This task calls for copying each line below that contains "eval".

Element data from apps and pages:
/---
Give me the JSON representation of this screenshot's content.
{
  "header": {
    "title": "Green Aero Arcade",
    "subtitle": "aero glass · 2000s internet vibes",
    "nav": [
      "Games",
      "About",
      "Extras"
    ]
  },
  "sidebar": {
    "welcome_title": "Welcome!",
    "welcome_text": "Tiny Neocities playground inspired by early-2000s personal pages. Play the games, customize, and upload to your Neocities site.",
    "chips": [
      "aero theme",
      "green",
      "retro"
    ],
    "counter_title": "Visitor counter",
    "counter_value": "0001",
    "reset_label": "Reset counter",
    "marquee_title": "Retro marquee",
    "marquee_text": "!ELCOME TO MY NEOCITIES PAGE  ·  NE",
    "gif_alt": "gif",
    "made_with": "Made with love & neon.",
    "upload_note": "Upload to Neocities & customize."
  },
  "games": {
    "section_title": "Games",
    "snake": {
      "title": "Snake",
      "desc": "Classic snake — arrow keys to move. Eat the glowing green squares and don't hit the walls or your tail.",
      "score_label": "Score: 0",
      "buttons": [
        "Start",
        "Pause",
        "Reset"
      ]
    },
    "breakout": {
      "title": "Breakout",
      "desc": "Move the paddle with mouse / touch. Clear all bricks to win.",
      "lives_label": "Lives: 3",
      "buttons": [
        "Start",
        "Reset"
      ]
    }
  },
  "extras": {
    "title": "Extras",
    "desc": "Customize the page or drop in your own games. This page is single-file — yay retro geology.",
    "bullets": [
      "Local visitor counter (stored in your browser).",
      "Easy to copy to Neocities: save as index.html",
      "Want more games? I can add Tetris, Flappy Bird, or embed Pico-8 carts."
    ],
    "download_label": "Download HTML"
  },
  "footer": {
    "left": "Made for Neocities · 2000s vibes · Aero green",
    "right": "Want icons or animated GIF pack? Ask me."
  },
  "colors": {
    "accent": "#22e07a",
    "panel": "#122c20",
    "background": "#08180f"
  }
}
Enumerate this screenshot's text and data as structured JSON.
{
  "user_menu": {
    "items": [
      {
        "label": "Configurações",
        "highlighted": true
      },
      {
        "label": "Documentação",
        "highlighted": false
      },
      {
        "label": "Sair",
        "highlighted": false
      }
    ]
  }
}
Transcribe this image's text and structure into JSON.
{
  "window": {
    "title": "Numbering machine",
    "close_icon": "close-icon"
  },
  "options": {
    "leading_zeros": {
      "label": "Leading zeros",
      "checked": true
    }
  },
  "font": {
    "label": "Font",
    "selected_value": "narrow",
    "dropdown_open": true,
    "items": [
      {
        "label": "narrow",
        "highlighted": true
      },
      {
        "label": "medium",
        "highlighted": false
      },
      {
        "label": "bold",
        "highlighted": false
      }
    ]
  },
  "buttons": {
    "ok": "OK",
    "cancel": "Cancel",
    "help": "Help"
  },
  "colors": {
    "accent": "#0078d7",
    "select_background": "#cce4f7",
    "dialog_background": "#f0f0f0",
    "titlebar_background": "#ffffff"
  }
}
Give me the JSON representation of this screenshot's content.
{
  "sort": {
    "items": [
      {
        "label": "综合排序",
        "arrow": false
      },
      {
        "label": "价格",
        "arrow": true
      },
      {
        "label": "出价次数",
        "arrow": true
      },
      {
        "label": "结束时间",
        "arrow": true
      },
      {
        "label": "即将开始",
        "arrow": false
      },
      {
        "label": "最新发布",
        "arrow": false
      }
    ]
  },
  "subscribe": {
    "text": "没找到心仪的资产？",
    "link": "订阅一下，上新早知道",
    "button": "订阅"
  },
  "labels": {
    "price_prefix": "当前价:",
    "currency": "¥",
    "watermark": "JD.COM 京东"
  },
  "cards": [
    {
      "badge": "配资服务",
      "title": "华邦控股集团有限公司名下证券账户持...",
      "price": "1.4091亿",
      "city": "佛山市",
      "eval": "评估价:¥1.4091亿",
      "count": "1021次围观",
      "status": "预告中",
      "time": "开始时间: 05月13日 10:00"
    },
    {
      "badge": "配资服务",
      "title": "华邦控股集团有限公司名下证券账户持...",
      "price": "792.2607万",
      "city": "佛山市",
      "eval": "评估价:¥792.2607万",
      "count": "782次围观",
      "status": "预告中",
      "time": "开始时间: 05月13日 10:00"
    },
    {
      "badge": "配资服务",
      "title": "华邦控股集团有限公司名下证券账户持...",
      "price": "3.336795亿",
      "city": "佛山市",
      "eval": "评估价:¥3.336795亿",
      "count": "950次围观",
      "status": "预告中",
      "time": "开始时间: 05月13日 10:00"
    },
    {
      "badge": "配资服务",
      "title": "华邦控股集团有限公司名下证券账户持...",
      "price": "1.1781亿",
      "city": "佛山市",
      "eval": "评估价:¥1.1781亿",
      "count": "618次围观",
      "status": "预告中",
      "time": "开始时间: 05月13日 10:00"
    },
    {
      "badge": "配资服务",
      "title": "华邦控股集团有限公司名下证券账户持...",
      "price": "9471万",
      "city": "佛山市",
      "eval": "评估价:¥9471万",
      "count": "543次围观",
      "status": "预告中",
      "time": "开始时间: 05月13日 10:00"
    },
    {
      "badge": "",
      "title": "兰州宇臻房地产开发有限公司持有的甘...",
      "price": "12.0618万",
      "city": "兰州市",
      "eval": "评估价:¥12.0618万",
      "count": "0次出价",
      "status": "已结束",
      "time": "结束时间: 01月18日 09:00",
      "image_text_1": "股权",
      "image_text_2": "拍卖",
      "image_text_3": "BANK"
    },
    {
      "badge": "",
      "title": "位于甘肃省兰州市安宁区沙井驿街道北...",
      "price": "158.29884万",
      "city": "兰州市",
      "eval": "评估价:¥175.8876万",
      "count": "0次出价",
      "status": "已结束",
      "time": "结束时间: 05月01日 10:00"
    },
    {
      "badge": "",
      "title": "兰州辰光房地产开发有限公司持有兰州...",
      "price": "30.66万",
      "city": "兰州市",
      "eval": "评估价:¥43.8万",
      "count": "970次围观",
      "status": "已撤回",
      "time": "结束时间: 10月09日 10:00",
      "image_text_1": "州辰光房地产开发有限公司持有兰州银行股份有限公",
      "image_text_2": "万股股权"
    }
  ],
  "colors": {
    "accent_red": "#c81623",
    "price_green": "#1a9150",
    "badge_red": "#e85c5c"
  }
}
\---
Exercise solution:
      "eval": "评估价:¥1.4091亿",
      "eval": "评估价:¥792.2607万",
      "eval": "评估价:¥3.336795亿",
      "eval": "评估价:¥1.1781亿",
      "eval": "评估价:¥9471万",
      "eval": "评估价:¥12.0618万",
      "eval": "评估价:¥175.8876万",
      "eval": "评估价:¥43.8万",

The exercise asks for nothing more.